"We're just starting, after 11 years, to feel that maybe we're a little bit successful," Lisa told Agriculture Online.
And this week, the Kleins' hard work got some recognition, when Deputy Secretary of Agriculture Kathleen Merrigan paid a visit on Tuesday.
Merrigan came to announce the first $17 million in grants from a new $75-million five-year effort in the 2008 farm bill called the Beginning Farmer and Rancher Development Program. The Land Stewardship Project got a $413,000 grant from that program that will be used to help spread its approach to training beginning farmers to nine other groups in Illinois, Iowa, Minnesota, Nebraska, New York, North and South Dakota and Wisconsin.
"The Beginning Farmer and Rancher Development Program is there to make sure beginning farmers and ranchers have access to the resources they need to succeed," Merrigan said after touring the farm. "A lot of this is following in the footsteps of the Land Stewardship Project's Farm Beginnings program."

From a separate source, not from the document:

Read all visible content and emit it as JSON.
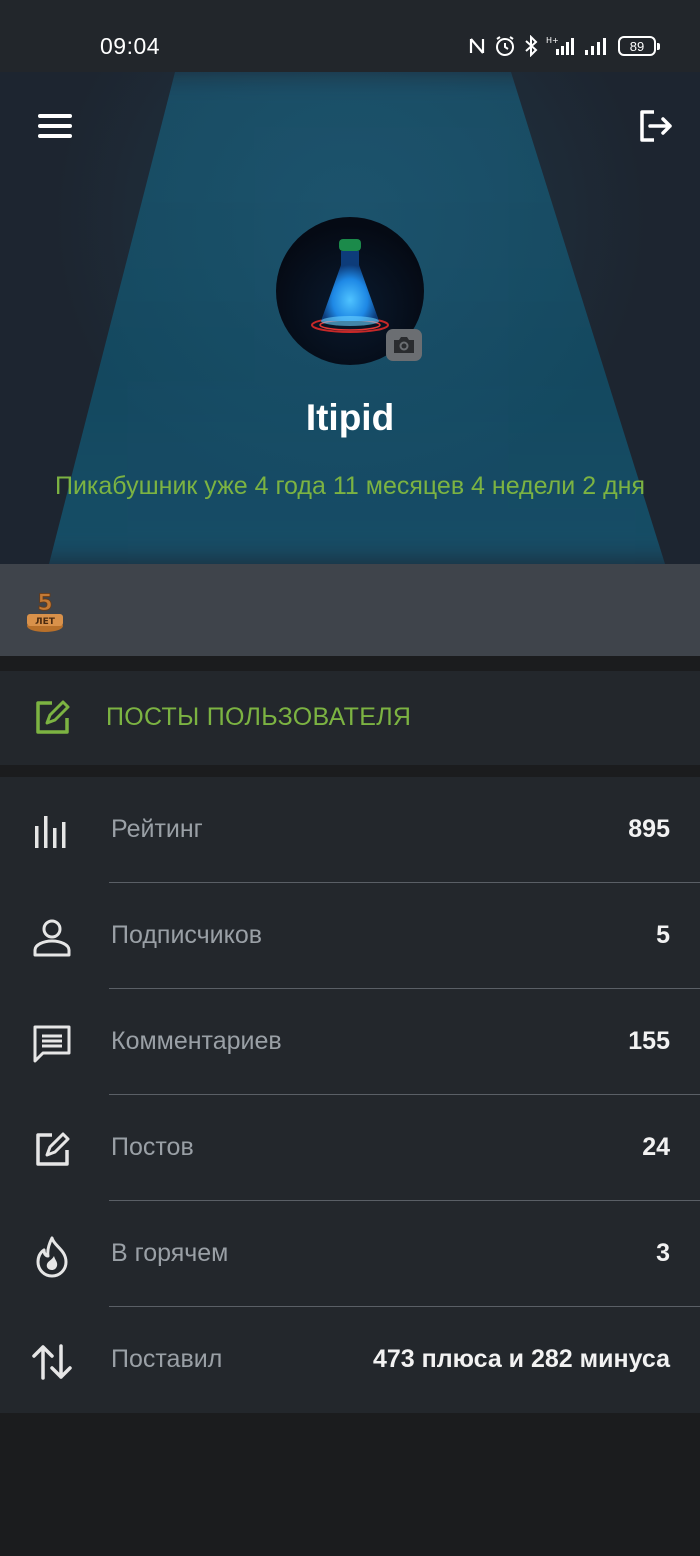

Rising demand for locally grown foods has helped many young people get a toehold in agriculture. Merrigan, a strong advocate of local food production, got a chance to visit one of the epicenters of creating opportunity for young farmers and growing food for local markets.
The idea for the LSP Farm Beginnings started in this southeast Minnesota community and Lisa's dairy farmer father, Everett Koenig, was one of the instigators.
"They called themselves the 'Wabasha County Give A Damn,'" Lisa recalled. "They were a bunch of farmers sitting around a table trying to figure out how to get more young people into farming."
The farmers contacted LSP and by the winter of 1997-98, the first classes of the Farm Beginnings program started.
Classes start in late October and run through March, usually meeting twice a month. Local farmers and other experts are the teachers. The program also offers an on-farm component in the spring and summer months. (This year's LSP Farm Beginnings classes, in River Falls, Wisconsin and St. Joseph, Minnesota, are already full).
Lisa and Eric went through the second set of classes in 1998-99. Eric grew up on a hobby farm in New Jersey and had worked on a South Dakota cattle ranch. With the business planning they learned in Farm Beginnings, they knew that Lisa's father's dairy farm wasn't big enough for that business to support the next generation farming the same way as in the past.